With such new and complex problems at hand, delegates of this committee should be able to wield problem solving skills alongside sound economic policy. Resolutions submitted should not include clauses that achieve the same effects as pre-existing UN resolutions. Delegates are also asked to consider the practicality, bureaucracy and resistance in the enforcement of their resolutions.

Topic 1 – The Question of Monitoring, Regulating and Protecting International Financial Transfer Systems: how should the UN respond?

Financial transfer systems are used by banks to send instructions for monetary transfers. For example, a bank may send a request to an account holder to move money from their account to the account of another bank. SWIFT is currently the only major international financial transfer messaging system. In recent years it has suffered several cyber-attacks such as the 2016 attack on the Bank of Bangladesh, in which attackers stole $101 million. These attacks have mostly occurred in countries with a low Corruption Perception Index score (CPI).
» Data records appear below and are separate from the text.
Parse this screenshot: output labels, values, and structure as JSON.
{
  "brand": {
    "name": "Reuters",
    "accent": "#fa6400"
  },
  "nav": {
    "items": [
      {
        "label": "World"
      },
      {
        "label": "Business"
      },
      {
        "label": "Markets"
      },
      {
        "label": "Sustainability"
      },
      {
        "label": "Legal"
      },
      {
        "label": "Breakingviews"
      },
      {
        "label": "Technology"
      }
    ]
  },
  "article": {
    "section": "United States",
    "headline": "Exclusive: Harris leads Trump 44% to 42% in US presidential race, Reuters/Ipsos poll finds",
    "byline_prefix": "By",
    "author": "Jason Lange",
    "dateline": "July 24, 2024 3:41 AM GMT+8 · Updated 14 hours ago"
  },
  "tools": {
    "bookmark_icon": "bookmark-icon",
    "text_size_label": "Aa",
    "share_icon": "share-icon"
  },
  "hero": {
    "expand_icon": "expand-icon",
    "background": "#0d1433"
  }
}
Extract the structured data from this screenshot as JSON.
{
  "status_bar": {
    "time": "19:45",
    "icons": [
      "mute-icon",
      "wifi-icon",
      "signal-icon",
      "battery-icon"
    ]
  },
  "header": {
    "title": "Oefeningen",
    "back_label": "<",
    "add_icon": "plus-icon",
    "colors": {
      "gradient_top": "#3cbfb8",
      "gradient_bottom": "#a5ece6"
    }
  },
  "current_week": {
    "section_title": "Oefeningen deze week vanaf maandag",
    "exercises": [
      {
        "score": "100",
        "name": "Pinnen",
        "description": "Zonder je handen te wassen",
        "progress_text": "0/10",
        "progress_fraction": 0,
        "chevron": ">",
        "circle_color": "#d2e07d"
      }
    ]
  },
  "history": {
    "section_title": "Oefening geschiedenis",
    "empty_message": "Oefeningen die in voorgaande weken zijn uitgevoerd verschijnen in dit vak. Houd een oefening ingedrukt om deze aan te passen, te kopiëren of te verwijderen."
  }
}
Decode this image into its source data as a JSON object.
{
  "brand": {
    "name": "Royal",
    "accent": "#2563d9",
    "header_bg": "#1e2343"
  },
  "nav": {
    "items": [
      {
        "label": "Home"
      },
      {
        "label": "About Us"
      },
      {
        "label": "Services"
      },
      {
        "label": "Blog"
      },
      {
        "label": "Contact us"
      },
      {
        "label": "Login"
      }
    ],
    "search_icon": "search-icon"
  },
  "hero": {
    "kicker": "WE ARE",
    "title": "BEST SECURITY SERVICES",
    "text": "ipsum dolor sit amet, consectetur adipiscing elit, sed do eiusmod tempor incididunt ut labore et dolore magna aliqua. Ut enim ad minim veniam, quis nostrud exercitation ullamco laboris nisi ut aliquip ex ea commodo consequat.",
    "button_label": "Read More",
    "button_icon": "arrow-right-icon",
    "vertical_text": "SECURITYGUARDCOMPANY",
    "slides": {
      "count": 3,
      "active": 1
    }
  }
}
A solution could be to regulate the access of these countries to the SWIFT system, as has been done to Iran. However, this can have dire consequences for a country’s economy. It also leads to the question of who should be allowed to regulate such a system (SWIFT is a private organisation regulated by the US government). Some inter-bank payment systems such as Russia’s SPFS have been created in response to the threat of being banned from SWIFT. However, these have seen little use outside of a national scope, demonstrating the difficulties in creating a trustworthy system. Delegates should aim to find a solution, through regulation or otherwise, that mitigates the political and economic threats that current systems face.

A more detailed briefing pack on this topic can be found here.

Topic 2 – The Question of the Regulation of Bilateral Aid and Trade Agreements 

Bilateral aid is a form of assistance agreement between two separate countries, often between economically developed and developing nations. This type of aid is mostly condition-based, disguising the genuine motive behind such actions. Although this may stimulate policy reforms in recipient countries and distribute aid effectively, donor countries potentially set the conditions for their interests and undermine the recipients’ internal governmental system and their people’s will. Being a type of bilateral aid, military aid requires the recipient to buy arms and sign defence contracts with the donor. The US has given more than $5 billion in military aid annually since 2009.

The original aim of aid is to relieve suffering caused by natural or artificial disasters, to promote economic development, to ensure the stability of the society and institution and ultimately to ensure the best interest of the recipient countries. Ensuring equality and transparency in the relationship between the donor and the recipient is significant. Should there be a regulatory system for bilateral aid & trade deals or not? What conditionality and selectivity is it reasonable to impose upon the recipients? What regulations should be in place? Delegates should delineate blueprints for future relationships between countries in aid agreements and should explore the possibilities & potential mechanisms of a regulatory system in foreign aid.

A more detailed briefing pack on this topic may be found here.